What to work on: Report back every line below that carries the word "title".

===== Data to examine =====

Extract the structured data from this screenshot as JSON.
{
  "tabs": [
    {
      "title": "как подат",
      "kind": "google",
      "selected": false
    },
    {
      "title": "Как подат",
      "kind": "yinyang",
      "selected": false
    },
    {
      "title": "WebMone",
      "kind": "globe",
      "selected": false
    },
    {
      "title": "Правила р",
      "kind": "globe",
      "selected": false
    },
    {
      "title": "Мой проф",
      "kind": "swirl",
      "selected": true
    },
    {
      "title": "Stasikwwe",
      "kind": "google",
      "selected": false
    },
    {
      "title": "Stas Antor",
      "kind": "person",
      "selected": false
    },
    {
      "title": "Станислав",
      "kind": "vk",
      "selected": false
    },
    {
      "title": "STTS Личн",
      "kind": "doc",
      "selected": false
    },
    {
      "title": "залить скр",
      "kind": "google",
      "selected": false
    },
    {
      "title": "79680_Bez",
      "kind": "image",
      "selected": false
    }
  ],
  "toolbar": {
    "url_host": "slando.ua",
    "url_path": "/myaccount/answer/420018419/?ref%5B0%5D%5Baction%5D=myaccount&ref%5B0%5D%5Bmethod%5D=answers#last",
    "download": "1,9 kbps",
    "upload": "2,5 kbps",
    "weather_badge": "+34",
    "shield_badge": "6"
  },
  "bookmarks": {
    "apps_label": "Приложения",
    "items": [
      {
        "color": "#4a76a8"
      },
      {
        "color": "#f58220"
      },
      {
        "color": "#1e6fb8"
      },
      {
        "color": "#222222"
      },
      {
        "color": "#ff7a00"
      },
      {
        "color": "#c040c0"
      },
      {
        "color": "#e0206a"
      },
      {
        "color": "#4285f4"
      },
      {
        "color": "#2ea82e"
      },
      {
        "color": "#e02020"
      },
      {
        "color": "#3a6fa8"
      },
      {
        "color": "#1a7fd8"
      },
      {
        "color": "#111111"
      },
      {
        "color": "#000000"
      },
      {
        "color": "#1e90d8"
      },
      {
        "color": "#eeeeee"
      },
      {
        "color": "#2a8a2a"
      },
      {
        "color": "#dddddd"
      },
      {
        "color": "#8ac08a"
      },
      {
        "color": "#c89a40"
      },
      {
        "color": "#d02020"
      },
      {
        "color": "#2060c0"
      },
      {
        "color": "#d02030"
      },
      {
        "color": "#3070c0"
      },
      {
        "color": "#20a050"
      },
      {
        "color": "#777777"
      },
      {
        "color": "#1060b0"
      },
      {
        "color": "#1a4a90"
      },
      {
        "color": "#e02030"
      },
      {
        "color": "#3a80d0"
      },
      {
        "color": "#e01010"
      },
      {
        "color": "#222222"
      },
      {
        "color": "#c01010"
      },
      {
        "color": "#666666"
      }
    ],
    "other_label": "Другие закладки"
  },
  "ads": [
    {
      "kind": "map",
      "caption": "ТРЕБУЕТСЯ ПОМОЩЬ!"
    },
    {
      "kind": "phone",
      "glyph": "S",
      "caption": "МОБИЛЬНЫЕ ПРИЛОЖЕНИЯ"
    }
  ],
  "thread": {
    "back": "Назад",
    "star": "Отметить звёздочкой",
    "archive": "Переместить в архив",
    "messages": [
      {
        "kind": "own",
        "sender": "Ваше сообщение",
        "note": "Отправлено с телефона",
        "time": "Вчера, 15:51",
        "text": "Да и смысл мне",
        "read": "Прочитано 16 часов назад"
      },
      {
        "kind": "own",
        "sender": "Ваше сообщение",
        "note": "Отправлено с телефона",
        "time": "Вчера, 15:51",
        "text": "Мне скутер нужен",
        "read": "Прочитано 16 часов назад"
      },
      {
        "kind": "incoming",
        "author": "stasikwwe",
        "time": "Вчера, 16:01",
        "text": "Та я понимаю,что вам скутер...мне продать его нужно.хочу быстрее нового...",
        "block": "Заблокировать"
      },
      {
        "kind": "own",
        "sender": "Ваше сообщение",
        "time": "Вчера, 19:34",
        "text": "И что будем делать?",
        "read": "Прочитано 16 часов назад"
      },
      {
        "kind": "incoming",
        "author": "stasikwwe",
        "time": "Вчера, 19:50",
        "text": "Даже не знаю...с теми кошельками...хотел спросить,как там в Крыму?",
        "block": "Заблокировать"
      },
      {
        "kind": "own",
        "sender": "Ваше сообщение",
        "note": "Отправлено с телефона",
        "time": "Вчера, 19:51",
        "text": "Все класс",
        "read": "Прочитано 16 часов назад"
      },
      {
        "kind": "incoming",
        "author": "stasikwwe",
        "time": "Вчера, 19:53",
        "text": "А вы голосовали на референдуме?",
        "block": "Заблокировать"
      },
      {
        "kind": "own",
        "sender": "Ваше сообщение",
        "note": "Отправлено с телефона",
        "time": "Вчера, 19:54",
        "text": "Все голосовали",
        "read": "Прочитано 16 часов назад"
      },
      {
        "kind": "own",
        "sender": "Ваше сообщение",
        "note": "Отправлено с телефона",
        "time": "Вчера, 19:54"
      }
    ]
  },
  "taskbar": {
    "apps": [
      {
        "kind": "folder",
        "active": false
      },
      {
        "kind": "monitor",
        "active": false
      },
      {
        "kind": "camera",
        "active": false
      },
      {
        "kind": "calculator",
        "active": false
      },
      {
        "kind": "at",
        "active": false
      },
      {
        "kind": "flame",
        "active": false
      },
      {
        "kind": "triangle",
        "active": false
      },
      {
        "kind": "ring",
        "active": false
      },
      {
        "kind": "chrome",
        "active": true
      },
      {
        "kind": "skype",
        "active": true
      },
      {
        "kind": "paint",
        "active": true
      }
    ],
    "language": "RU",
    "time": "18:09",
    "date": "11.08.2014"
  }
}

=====

Your response:
      "title": "как подат",
      "title": "Как подат",
      "title": "WebMone",
      "title": "Правила р",
      "title": "Мой проф",
      "title": "Stasikwwe",
      "title": "Stas Antor",
      "title": "Станислав",
      "title": "STTS Личн",
      "title": "залить скр",
      "title": "79680_Bez",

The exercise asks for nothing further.